"The problem in depressed people is that they ruminate on their negative thoughts, which evoke a worse mood and which in turn primes more negative thoughts," Wenzlaff told science writer Daniel Goleman, who included the professor's findings in his book "Emotional Intelligence." The way to end this cycle is to move patients' attention to situations they enjoy -- "sporting events," for instance.
Sports Man has no trouble moving his attention to sporting events. Thus, whatever the economy does on the last week of January makes no impression on him: That is when he prepares for the holiest day of the Sports Man calendar, Super Bowl Sunday.
"You don't want to go into the game like a virgin, so to speak," he explains. "You want a sense of what to look for in the strategy, offensively and defensively, of the two teams. You want to know the players." Since there are 45 men on each team, he has a lot of players to know.
Sports Man can find the sports angle in anything. He perked up when a panelist on "Meet the Press" mentioned former Secretary of State George Schultz. "Biggest calves in the Ivy League," Sports Man observed. Wha? Schultz had been a blocking back for Princeton University.

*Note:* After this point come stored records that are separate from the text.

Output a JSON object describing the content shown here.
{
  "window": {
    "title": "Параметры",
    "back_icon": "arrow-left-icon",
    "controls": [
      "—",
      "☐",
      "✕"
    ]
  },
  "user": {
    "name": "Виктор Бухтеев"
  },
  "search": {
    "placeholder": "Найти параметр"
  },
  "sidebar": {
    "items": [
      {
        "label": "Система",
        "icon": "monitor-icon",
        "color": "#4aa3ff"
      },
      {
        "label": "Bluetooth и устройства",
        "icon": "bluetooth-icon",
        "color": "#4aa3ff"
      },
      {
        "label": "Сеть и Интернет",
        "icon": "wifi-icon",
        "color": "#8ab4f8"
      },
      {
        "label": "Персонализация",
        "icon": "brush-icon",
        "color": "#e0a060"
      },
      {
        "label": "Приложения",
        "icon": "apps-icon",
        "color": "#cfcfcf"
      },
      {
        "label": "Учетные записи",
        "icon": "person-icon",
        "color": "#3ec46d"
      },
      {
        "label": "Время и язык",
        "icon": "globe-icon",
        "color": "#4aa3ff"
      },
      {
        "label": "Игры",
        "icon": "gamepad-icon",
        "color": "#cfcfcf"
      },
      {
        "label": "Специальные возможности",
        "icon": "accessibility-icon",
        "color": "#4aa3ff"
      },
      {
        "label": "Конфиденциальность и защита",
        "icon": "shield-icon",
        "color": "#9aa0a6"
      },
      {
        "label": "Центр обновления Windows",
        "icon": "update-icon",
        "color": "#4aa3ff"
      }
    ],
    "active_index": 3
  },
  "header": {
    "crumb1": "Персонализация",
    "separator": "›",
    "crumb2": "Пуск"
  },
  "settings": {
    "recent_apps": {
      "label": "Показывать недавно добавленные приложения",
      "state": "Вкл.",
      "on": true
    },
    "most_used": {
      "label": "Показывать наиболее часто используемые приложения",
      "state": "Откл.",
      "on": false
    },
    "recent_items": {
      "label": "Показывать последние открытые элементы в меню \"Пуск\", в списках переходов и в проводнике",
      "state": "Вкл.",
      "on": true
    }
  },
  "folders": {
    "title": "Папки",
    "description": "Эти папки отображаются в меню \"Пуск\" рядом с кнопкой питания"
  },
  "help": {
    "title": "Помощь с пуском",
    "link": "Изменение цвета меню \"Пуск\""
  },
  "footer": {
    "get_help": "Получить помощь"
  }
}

Now any ignoramus can bandy about sports terms applied to politics. A losing candidate's bold move is a "Hail Mary pass" -- or "throwing long." After the debate, the candidate does or does not "hit it out of the park." After a political primary, the leading contender has or has not "delivered a knockout punch."
Sports Man thinks in more complicated metaphors. The politician itching to make a salient point is "like a designated hitter who's been under the stadium swinging at fastballs from a pitching machine."
Doc, a question: Suppose Sports Man can't distinguish between his problems and those of The Team. In other words, what's the point of shifting attention from one's real woes to The Team's if Sports Man sees The Team's losses as his own personal tragedy?
Sports Man has a way out: No matter how well or poorly the team does, its ranking snaps back to zero at the end of the season. There's a total rebirth of hope.
The Dow Jones Industrial Average doesn't work that way. There's no automatic reset back to the glory days or even the beginning of the previous year. The Dow didn't return to its pre-1929 crash levels for over two decades.
"Life's like a ball game," goes a line in the 1945 thriller "Detour." "You gotta take a swing at whatever comes along before you find it's the ninth inning."
For Sports Man, however, life is not like a ball game. It is a ball game. And I've got to tell you, there's something to be said for a worldview in which, no matter what happens, the scorecard resets to zero at the end of the season -- and you start anew.